Death of Innocence is what you see in, say, BioShock 2 (really just a very dark game of Children Who Play With Monsters) when Delta harvests a Little Sister… Birth of Maturity would be saving them. Very straight forward, very blunt — but a fairly apt examination of the most truly literal way of interpreting these conclusions, although more loose definitions of these endings are absolutely viable.

In Hook, the sequences where the Captain has been brainwashing Robin Williams’ son, are effectively the type of play to be supported by this game (as long as you ignore the terrifying kidnapping overtones, which are not present in the game). The idea being: Your Child is in a fantasy land, they have everything they absolutely desire, and they have a best friend. Never-Never Land? Check. He’s being groomed to be a pirate captain and he has his own baseball team? Check. Pretend Captain Hook is in a Lion suit or something, and you have a Monstrous Best Friend. The son is reveling in childhood now, but he will HAVE to grow up. That is the point of Children Who Play With Monsters stories — its whether he will develop stunted, or fully formed. And when the time comes, and enough adventures had been had, and the player acts on it, something may be in place to determine the son’s ending. (At first I wondered about how to handle a grown-up like Hook being so very childish; then I remembered in this example he is actually a Monstrous friend, and it only makes sense for him to be an overly zealous child. Interesting idea, the final confrontation being to get away from your friend who just wants to never stop playing)

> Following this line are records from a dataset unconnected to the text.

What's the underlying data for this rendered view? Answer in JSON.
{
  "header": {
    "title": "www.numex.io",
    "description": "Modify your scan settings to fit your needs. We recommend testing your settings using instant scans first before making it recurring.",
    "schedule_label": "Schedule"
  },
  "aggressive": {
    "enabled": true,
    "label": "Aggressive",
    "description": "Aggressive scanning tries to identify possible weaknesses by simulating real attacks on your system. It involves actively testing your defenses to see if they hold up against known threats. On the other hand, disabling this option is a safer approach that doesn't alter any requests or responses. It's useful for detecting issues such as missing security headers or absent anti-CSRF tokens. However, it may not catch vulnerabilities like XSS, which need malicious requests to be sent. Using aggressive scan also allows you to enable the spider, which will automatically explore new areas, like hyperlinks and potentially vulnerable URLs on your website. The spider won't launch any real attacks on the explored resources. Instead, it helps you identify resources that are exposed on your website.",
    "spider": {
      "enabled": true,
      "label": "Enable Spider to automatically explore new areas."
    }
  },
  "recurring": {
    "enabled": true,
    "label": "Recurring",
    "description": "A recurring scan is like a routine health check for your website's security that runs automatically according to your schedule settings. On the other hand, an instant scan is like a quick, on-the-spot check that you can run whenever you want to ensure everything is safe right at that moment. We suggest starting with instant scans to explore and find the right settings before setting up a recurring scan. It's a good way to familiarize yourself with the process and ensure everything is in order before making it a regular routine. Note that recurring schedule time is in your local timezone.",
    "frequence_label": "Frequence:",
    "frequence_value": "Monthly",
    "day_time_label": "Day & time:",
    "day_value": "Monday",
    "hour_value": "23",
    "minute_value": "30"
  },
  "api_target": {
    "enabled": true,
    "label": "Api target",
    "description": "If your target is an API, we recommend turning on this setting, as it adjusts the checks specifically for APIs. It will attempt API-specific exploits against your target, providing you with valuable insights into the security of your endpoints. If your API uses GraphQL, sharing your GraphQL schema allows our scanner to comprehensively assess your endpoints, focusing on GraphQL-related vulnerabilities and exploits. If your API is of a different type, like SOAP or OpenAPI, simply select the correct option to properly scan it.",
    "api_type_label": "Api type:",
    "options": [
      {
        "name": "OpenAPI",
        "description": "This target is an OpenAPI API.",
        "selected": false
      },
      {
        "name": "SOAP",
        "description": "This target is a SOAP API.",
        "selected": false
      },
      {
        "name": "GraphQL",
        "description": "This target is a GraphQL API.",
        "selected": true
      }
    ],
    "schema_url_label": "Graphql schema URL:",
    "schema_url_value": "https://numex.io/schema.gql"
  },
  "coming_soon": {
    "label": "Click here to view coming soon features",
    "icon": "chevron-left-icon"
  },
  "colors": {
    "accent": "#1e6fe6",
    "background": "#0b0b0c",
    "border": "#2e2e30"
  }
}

Maybe track scenes in which the Child’s Hang-Up comes into play, and score it whenever the player succeeds/fails — eventually, having failed so many times involving their Hang-Up, the only possible ending would be Death of Innocence, or vice versa depending on how things develop? To start, I’d have to clearly delineate what I mean by these two options, what is encompassed by them, find some examples of what I’m talking about — and link them to parts of the character creation/character play process. And then, it’s just a matter of the play test grind, I suppose.

Please, feel free to leave your thoughts and comments below! Just a general musing this time over some possible ideas, some thoughts I’ve been having. How about you? What do you think of the Death of Innocence/Birth of Maturity dichotomy? Can you think of any books or movies that have an applicable scene or characters worth looking at?

As always, I can be reached directly at alfred_rudzki[at]yahoo[dot]com.